"There are many challenges or difficulties when it comes to accurately measuring carbon in the soil," says Soil Scientist Katie Lewis, Texas A&M AgriLife Research and Extension.
Lewis discussed three potential issues at the recent Texas Alliance for Water Conservation Field Day in Lubbock.
The first challenge is the depth at which carbon is measured, she says. "If we're taking a shallow sample, say zero to 4 or 6 inches, that is the most microbially active depth within the soil, so there's going to be such a high turnover that it's hard to get a good estimate of how much carbon is going to be stored.
"The best recommendation would be to take a deeper soil core to estimate carbon stocks, say to a 36-inch depth in the profile – 3 to 4 feet would be the best recommendation. Deeper in the profile, you're going to have greater potential to store long-term, more recalcitrant carbon because it's protected from disturbances and microbial activity."
The second issue is settling on a method to determine carbon concentrations. "There are different labs across the U.S. that use different methods that work best for their operation. Labs may use a dry combustion technique to measure the total carbon in the soil. But we have to account for the inorganic fraction so that we can determine the organic fraction," Lewis explains. "We don't want to measure calcium carbonates in the soil as part of organic carbon."
Other labs prefer to measure organic matter and use estimates to calculate organic carbon, she says. "As a scientific community, we would have to decide what method is going to be the most appropriate and is going to do the best job of determining carbon across the U.S., and we would have to settle on one method."
Consistency across labs is vital. If each lab is doing something different then, "your numbers are going to be underestimated in some cases and possibly overestimated in others."
The time of year carbon samples are gathered also is a concern. "Depending on when that sample is collected, you can get very different numbers throughout a growing season."

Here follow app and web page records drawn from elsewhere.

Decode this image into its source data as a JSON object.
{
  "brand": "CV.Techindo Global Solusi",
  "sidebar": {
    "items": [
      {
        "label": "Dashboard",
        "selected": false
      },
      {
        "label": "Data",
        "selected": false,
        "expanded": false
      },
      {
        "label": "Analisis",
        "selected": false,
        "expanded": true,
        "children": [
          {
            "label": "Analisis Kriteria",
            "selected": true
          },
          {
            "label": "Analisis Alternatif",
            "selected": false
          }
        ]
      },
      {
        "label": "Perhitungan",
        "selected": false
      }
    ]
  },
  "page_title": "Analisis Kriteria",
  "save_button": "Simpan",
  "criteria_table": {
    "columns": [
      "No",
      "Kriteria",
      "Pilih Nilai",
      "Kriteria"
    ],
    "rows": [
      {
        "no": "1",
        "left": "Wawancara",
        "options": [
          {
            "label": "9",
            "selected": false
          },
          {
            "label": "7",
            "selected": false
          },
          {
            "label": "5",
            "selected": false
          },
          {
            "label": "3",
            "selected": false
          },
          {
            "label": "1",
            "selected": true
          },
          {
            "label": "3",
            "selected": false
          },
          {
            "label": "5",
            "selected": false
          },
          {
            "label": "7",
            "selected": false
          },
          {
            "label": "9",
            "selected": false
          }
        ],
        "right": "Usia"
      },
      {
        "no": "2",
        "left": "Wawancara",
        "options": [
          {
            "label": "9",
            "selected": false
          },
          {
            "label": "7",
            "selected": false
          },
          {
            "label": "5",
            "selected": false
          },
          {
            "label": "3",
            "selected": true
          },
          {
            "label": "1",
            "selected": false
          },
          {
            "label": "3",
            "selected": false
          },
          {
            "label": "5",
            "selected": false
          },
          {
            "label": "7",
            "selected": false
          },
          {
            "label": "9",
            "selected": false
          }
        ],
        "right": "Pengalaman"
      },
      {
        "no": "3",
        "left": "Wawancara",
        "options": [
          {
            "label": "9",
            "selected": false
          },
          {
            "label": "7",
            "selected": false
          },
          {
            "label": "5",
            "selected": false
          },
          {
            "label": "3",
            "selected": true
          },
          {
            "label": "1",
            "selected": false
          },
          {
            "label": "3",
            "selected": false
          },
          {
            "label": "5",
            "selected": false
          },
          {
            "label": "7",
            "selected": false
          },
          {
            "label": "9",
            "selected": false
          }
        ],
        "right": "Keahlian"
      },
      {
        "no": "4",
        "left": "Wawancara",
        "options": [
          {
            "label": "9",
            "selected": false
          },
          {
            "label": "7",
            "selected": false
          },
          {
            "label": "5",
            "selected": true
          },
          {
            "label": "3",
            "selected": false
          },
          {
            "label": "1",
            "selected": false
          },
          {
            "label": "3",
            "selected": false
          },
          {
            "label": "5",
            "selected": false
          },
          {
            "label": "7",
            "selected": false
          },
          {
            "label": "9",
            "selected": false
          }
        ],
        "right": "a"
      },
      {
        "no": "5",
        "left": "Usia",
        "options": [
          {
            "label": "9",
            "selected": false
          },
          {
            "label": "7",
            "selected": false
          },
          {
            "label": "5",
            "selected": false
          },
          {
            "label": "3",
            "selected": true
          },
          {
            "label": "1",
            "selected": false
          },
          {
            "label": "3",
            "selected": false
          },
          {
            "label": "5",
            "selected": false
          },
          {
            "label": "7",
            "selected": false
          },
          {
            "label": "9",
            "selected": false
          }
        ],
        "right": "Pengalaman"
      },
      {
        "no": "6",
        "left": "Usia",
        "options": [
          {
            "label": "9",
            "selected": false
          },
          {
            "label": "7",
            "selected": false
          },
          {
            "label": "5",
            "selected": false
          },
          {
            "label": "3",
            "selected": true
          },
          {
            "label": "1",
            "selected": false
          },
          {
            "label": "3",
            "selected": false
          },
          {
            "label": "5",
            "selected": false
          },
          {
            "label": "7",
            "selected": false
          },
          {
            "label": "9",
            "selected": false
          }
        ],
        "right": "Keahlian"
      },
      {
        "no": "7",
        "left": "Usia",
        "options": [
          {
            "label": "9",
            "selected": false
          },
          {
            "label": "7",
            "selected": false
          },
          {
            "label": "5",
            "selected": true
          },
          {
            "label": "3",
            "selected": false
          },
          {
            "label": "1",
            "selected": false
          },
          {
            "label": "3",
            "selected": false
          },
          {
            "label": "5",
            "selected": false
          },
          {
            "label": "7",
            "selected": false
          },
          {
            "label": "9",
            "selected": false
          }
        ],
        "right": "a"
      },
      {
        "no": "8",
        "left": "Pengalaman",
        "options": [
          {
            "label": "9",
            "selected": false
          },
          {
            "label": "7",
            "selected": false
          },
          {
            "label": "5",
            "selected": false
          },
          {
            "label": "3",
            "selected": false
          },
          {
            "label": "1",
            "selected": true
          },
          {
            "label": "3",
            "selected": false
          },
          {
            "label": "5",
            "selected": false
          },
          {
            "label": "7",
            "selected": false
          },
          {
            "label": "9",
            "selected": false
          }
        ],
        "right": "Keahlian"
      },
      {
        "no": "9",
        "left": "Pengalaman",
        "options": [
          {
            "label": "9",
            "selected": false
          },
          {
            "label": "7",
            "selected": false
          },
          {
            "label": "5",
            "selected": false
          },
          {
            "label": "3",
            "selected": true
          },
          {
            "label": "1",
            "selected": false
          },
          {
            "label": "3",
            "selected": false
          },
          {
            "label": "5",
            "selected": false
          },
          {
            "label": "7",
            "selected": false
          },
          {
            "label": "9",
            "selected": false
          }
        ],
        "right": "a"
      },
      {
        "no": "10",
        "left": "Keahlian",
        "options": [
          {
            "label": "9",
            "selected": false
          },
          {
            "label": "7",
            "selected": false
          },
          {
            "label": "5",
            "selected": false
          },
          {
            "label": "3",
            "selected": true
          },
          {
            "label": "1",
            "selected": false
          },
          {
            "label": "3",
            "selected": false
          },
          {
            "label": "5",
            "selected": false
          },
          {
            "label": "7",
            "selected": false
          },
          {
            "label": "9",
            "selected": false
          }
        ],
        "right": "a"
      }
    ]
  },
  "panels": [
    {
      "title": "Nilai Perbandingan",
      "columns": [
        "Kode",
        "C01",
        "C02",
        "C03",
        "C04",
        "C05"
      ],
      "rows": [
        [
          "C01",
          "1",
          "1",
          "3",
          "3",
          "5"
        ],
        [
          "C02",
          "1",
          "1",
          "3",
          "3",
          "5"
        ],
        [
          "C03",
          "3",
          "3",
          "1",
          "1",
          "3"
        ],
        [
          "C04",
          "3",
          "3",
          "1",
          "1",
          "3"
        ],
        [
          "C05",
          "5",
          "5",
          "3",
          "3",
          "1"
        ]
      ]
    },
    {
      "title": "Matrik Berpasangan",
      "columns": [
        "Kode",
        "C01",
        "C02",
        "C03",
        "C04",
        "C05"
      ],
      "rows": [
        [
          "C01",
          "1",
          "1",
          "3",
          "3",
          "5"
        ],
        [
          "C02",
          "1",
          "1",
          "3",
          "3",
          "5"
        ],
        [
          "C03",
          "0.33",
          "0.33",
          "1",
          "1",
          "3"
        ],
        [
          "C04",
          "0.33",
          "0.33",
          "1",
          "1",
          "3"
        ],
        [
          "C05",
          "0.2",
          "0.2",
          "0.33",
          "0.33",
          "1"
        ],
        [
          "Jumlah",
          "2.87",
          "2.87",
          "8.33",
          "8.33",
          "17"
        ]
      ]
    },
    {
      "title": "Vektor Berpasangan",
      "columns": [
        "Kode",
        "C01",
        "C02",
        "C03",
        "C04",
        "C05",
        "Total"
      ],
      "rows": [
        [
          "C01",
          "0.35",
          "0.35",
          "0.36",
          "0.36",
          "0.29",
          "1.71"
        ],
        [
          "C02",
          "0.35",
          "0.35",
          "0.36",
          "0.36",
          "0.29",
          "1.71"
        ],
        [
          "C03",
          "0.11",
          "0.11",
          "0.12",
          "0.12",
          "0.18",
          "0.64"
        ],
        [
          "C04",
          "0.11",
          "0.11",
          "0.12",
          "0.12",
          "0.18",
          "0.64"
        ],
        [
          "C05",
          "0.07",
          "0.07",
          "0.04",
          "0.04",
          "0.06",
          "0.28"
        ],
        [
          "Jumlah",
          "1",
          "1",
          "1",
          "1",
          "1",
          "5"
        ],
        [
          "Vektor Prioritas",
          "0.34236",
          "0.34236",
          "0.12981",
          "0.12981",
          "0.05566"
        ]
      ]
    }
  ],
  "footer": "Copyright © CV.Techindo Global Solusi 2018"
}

For example, if the soil is sampled while a crop is actively growing, Lewis says a lot of the carbon that's being photosynthesized, captured from the atmosphere by the plants, will be released through the roots as carbon exudates. "If you collected a sample at that point, you're going to have this massive overestimation of the long-term carbon stored in the soil."
How often samples are taken has yet to be determined as well, Lewis says.
"As a soil scientist, I think it needs to happen once a year at the same time in between crops. So, if you have a crop rotation of cotton and sorghum, you need to come out between that transition, between harvest and planting the following crop. It's the same with cover crops. You need to wait until the cover crops are terminated and before you plant your cash crop."
"Something that weighs heavily on me is that if we look at the carbon numbers in the High Plains of Texas, it might appear we have a small potential to make a large impact. But I'm a cup-half-full person. Anything we can do to keep carbon in our soil and out of the atmosphere is going to have a positive impact. I would keep that in mind, that it might be a small increase in carbon you see from a year-to-year basis, but you're doing something positive for the environment.”
"Every bit helps."
To view Part 1 of Lewis's interview with Farm Press, click here.
To learn more about what Economist Darren Hudson has to say about the carbon credit market, click the links below:
Economist Darren Hudson talks about the carbon credit market, the unknowns and what producers should consider before signing a contract.